Now if we had come upon a bear, I definitely would've wanted David in front because he's stronger and braver and he doesn't scream like a girl. So when the path God reveals has a bear warning sign--David stays in the lead and I happily follow. But if we had come upon a river, David would've asked me to dive in first to check out the water because I'm a good swimmer and he sinks like a rock. So when the path God reveals has a water feature--I stay in the lead. In either case, we stay submitted to God's leadership while honoring the strengths and shielding the weaknesses of the other.

And while it would be nice to be able to stand behind my husband in the case of a bear attack, the real reason I submit to him (and anyone else, for that matter) is out of reverence for Christ. I don't submit to someone out of reverence for the other person, because no matter how great the other person is, he or she is bound to make mistakes. I submit because I revere Christ, and Christ asks me to submit. Submission says, "I don't have to be in control because I trust Jesus." I can be comfortable following new leaders and struggling leaders and even clumsy leaders because my faith isn't in earthy authorities, it's in a holy God that calls me to submit to those authorities

The one thing submission can never be is forced. By definition, submission is willingly yielding to another. If coercion or manipulation or subjugation is present, then submission is absent. Therefore as a leader I can receive submission from followers, but I can't extract it from them. It is their gift to give. But I find that if I am walking in submission as a leader, others naturally follow suit.

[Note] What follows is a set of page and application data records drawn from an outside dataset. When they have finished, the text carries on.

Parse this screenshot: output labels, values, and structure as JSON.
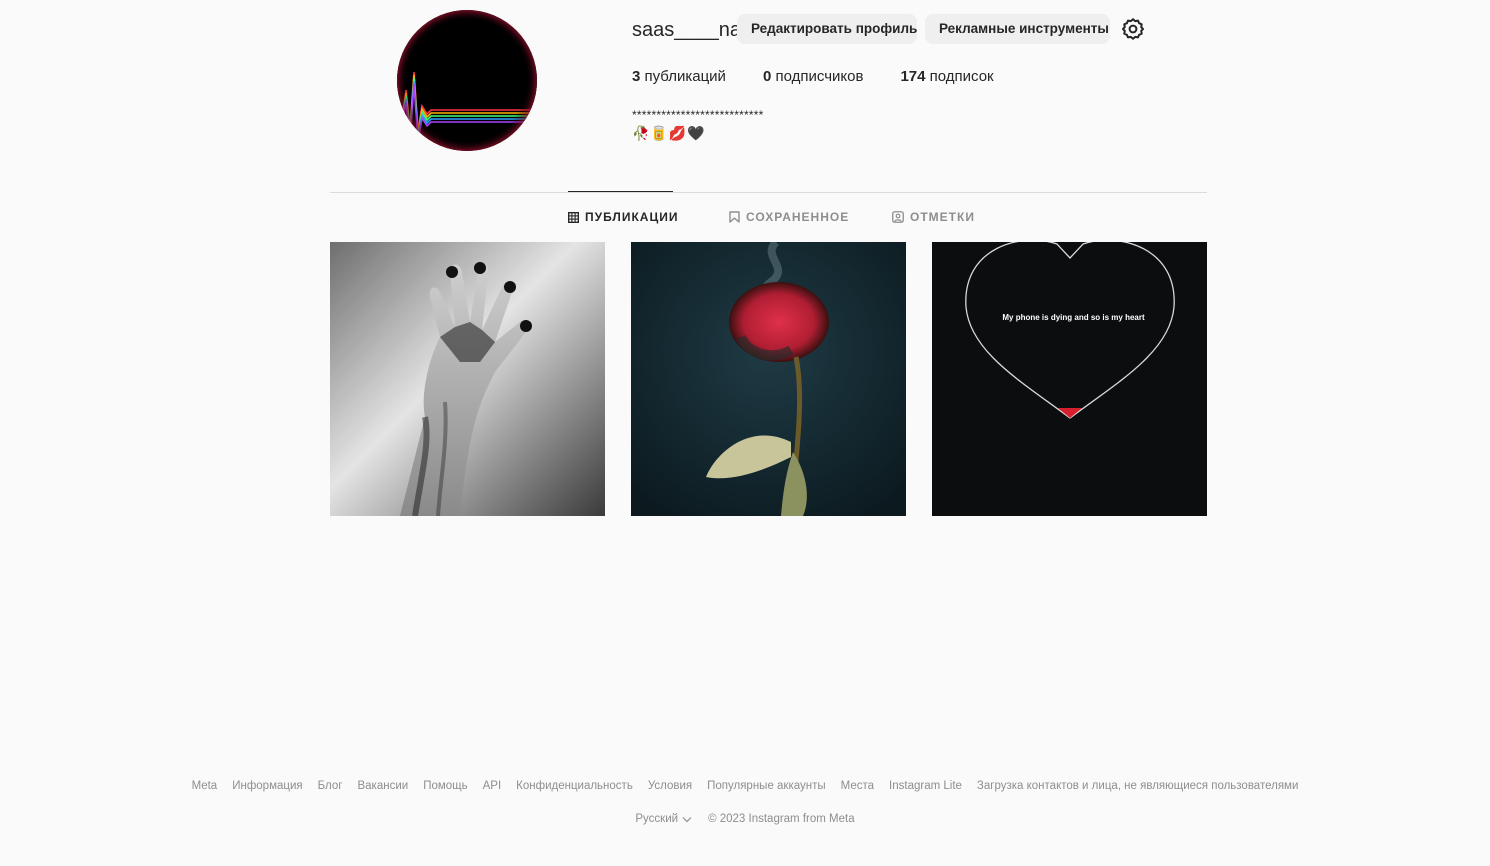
{
  "profile": {
    "username": "saas____na",
    "edit_button": "Редактировать профиль",
    "ads_button": "Рекламные инструменты",
    "settings_icon": "gear-icon",
    "stats": {
      "posts_count": "3",
      "posts_label": "публикаций",
      "followers_count": "0",
      "followers_label": "подписчиков",
      "following_count": "174",
      "following_label": "подписок"
    },
    "bio_line": "***************************",
    "bio_emoji": "🥀🥫💋🖤"
  },
  "tabs": [
    {
      "label": "ПУБЛИКАЦИИ",
      "icon": "grid-icon",
      "active": true
    },
    {
      "label": "СОХРАНЕННОЕ",
      "icon": "bookmark-icon",
      "active": false
    },
    {
      "label": "ОТМЕТКИ",
      "icon": "tagged-person-icon",
      "active": false
    }
  ],
  "posts": [
    {
      "description": "black-and-white hand with dark paint"
    },
    {
      "description": "burning red rose on dark teal background"
    },
    {
      "caption": "My phone is dying and so is my heart"
    }
  ],
  "footer": {
    "links": [
      "Meta",
      "Информация",
      "Блог",
      "Вакансии",
      "Помощь",
      "API",
      "Конфиденциальность",
      "Условия",
      "Популярные аккаунты",
      "Места",
      "Instagram Lite",
      "Загрузка контактов и лица, не являющиеся пользователями"
    ],
    "language": "Русский",
    "copyright": "© 2023 Instagram from Meta"
  },
  "colors": {
    "background": "#fafafa",
    "button_bg": "#efefef",
    "text": "#262626",
    "muted": "#8e8e8e",
    "divider": "#dbdbdb"
  }
}
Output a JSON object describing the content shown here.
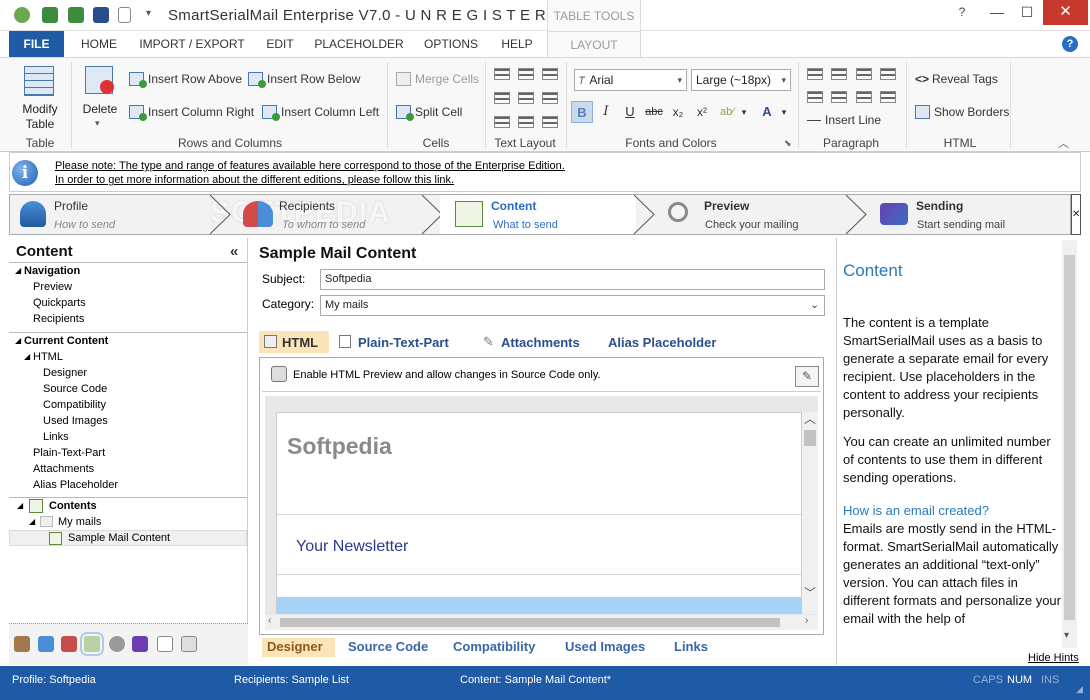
{
  "window": {
    "title": "SmartSerialMail Enterprise V7.0 - U N R E G I S T E R E ...",
    "context_tab": "TABLE TOOLS"
  },
  "tabs": {
    "file": "FILE",
    "home": "HOME",
    "import_export": "IMPORT / EXPORT",
    "edit": "EDIT",
    "placeholder": "PLACEHOLDER",
    "options": "OPTIONS",
    "help": "HELP",
    "layout": "LAYOUT"
  },
  "ribbon": {
    "modify_table_1": "Modify",
    "modify_table_2": "Table",
    "delete": "Delete",
    "insert_row_above": "Insert Row Above",
    "insert_row_below": "Insert Row Below",
    "insert_col_right": "Insert Column Right",
    "insert_col_left": "Insert Column Left",
    "merge_cells": "Merge Cells",
    "split_cell": "Split Cell",
    "font_name": "Arial",
    "font_size": "Large (~18px)",
    "insert_line": "Insert Line",
    "reveal_tags": "Reveal Tags",
    "show_borders": "Show Borders",
    "groups": {
      "table": "Table",
      "rows_cols": "Rows and Columns",
      "cells": "Cells",
      "text_layout": "Text Layout",
      "fonts_colors": "Fonts and Colors",
      "paragraph": "Paragraph",
      "html": "HTML"
    }
  },
  "info": {
    "line1": "Please note: The type and range of features available here correspond to those of the Enterprise Edition.",
    "line2": "In order to get more information about the different editions, please follow this link."
  },
  "steps": [
    {
      "title": "Profile",
      "subtitle": "How to send"
    },
    {
      "title": "Recipients",
      "subtitle": "To whom to send"
    },
    {
      "title": "Content",
      "subtitle": "What to send"
    },
    {
      "title": "Preview",
      "subtitle": "Check your mailing"
    },
    {
      "title": "Sending",
      "subtitle": "Start sending mail"
    }
  ],
  "watermark": "SOFTPEDIA",
  "left": {
    "header": "Content",
    "collapse": "«",
    "navigation": "Navigation",
    "nav_items": [
      "Preview",
      "Quickparts",
      "Recipients"
    ],
    "current_content": "Current Content",
    "html": "HTML",
    "html_items": [
      "Designer",
      "Source Code",
      "Compatibility",
      "Used Images",
      "Links"
    ],
    "plain_text": "Plain-Text-Part",
    "attachments": "Attachments",
    "alias": "Alias Placeholder",
    "contents": "Contents",
    "my_mails": "My mails",
    "sample_mail": "Sample Mail Content"
  },
  "center": {
    "title": "Sample Mail Content",
    "subject_label": "Subject:",
    "subject_value": "Softpedia",
    "category_label": "Category:",
    "category_value": "My mails",
    "tabs": [
      "HTML",
      "Plain-Text-Part",
      "Attachments",
      "Alias Placeholder"
    ],
    "preview_note": "Enable HTML Preview and allow changes in Source Code only.",
    "doc_heading": "Softpedia",
    "doc_newsletter": "Your Newsletter",
    "bottom_tabs": [
      "Designer",
      "Source Code",
      "Compatibility",
      "Used Images",
      "Links"
    ]
  },
  "help": {
    "title": "Content",
    "p1": "The content is a template SmartSerialMail uses as a basis to generate a separate email for every recipient. Use placeholders in the content to address your recipients personally.",
    "p2": "You can create an unlimited number of contents to use them in different sending operations.",
    "q": "How is an email created?",
    "p3": "Emails are mostly send in the HTML-format. SmartSerialMail automatically generates an additional “text-only” version. You can attach files in different formats and personalize your email with the help of",
    "hide": "Hide Hints"
  },
  "status": {
    "profile": "Profile: Softpedia",
    "recipients": "Recipients: Sample List",
    "content": "Content: Sample Mail Content*",
    "caps": "CAPS",
    "num": "NUM",
    "ins": "INS"
  },
  "colors": {
    "accent": "#1e5aa5",
    "link": "#2a4f8c",
    "selected_tab_bg": "#fbe4b8"
  }
}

As I learn to walk in submission I see the Lord do wonderful things. Teams flourish. Individuals excel. Collaborative efforts increase and results often exceed expectations. Above all, God is glorified. He is glorified because HOW we accomplish something is as important as WHAT we accomplish in God's economy.

Submission is good for the soul.

For thought and discussion: How to you react to the idea of submission? As a leader, to whom do you submit? How are you "holding back branches" for the ones you are called to lead?

1 comment:

  1. Good to read, and be reminded! Well stated... :)